Look through the entries below for the string "sistema", and copy each line where it is found.

^^^^^^^^

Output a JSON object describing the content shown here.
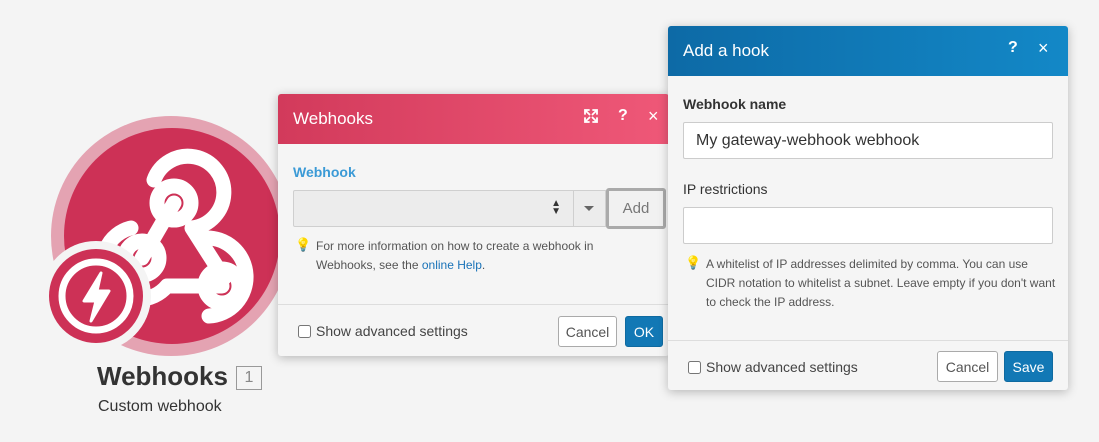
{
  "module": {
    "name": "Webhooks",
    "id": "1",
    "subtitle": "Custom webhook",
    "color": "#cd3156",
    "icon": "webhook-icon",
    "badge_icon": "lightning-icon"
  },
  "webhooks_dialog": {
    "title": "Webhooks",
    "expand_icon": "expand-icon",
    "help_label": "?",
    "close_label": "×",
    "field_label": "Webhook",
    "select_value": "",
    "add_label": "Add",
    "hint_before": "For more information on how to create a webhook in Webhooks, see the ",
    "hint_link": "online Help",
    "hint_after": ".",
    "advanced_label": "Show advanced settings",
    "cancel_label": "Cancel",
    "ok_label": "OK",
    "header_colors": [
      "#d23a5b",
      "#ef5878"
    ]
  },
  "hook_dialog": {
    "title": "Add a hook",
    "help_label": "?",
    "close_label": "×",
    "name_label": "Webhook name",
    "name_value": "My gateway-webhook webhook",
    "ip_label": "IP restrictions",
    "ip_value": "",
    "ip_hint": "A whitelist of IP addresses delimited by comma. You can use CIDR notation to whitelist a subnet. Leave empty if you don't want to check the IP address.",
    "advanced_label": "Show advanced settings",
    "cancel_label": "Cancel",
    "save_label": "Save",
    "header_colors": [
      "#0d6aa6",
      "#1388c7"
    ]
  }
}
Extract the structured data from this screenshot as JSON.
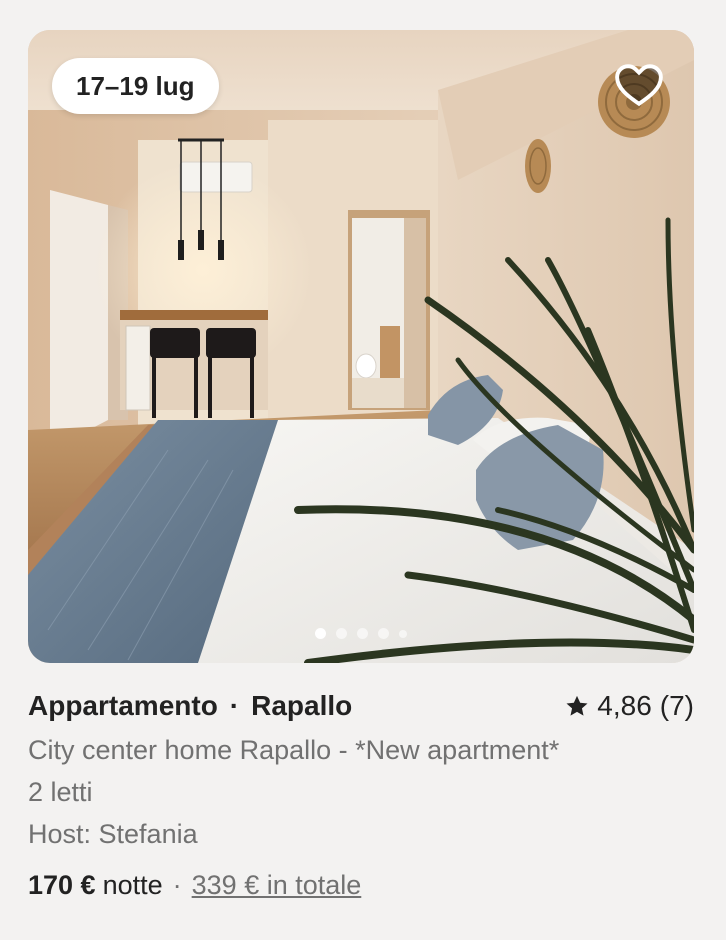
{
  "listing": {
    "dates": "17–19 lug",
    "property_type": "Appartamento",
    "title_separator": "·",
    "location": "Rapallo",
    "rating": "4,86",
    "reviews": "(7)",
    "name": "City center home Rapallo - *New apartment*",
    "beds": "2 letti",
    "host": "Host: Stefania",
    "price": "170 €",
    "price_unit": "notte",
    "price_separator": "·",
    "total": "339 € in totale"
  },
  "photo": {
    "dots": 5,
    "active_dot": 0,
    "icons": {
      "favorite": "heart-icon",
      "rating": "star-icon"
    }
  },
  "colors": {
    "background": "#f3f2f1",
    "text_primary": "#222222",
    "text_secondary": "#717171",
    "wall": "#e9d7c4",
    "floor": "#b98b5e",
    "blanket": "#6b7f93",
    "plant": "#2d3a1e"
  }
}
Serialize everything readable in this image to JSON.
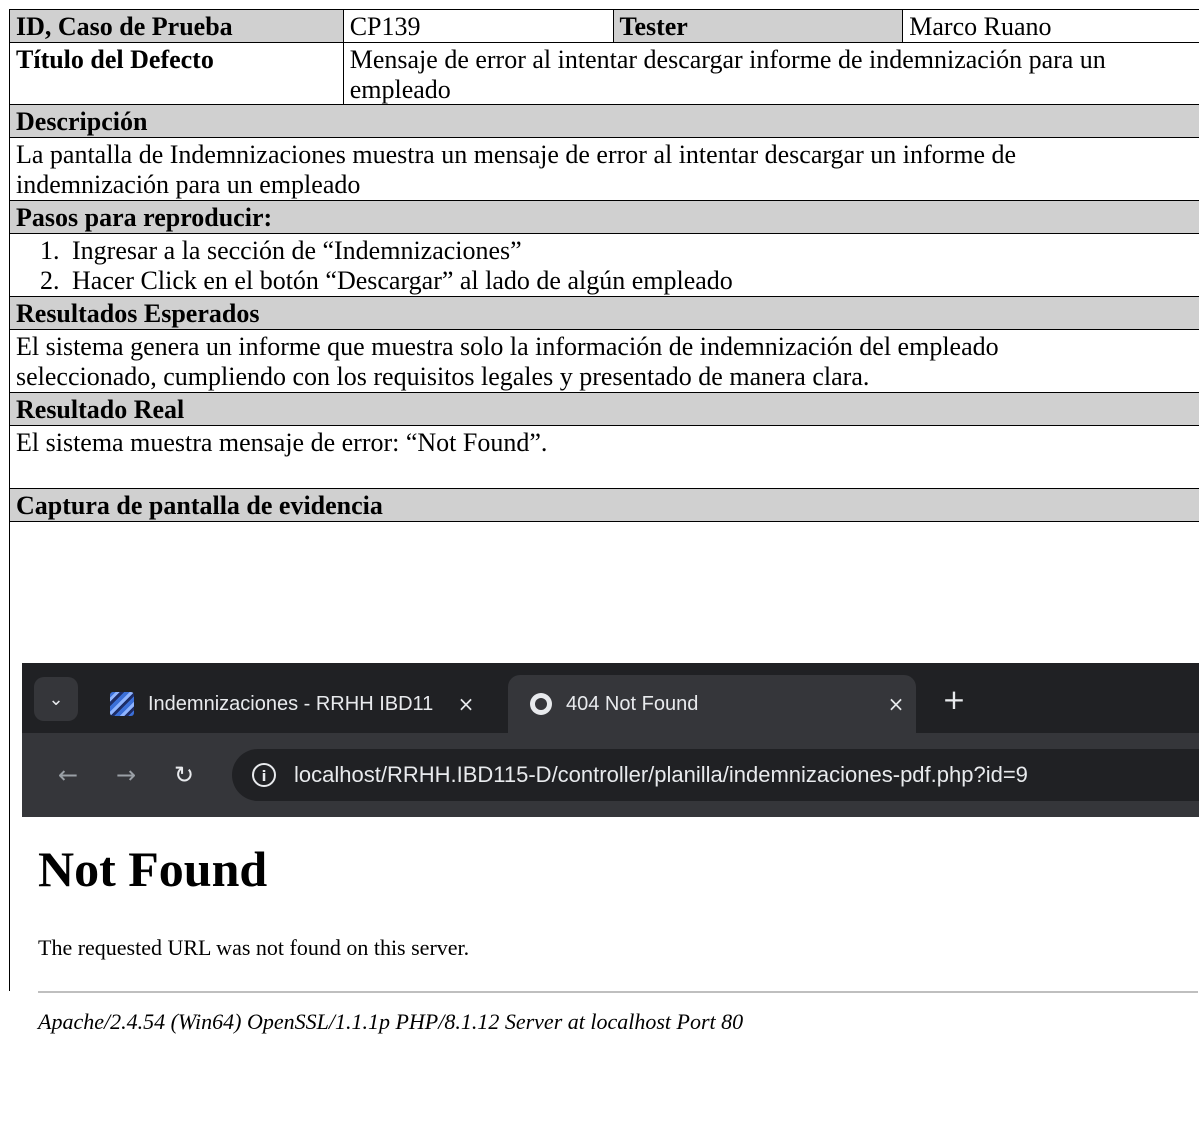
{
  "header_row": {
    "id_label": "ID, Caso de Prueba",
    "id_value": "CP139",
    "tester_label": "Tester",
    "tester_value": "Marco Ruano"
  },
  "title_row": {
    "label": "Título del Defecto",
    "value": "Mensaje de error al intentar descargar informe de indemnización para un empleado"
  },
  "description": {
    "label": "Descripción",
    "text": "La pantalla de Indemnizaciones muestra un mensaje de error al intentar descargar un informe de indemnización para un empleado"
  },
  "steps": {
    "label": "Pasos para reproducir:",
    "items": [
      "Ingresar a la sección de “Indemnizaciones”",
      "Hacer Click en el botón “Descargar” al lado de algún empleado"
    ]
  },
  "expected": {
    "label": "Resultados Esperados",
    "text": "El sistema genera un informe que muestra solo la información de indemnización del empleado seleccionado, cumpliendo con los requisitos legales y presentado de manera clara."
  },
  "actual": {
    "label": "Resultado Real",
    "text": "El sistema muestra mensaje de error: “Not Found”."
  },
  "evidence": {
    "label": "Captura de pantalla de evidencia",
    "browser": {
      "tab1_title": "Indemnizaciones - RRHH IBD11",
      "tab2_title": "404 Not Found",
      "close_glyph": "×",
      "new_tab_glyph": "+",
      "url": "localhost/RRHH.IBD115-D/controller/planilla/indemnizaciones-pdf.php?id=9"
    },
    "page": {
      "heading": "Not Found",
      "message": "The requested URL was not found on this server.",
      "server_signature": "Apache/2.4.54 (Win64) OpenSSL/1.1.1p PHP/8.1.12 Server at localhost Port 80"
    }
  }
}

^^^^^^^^

## Response area
    "text": "El sistema genera un informe que muestra solo la información de indemnización del empleado seleccionado, cumpliendo con los requisitos legales y presentado de manera clara."
    "text": "El sistema muestra mensaje de error: “Not Found”."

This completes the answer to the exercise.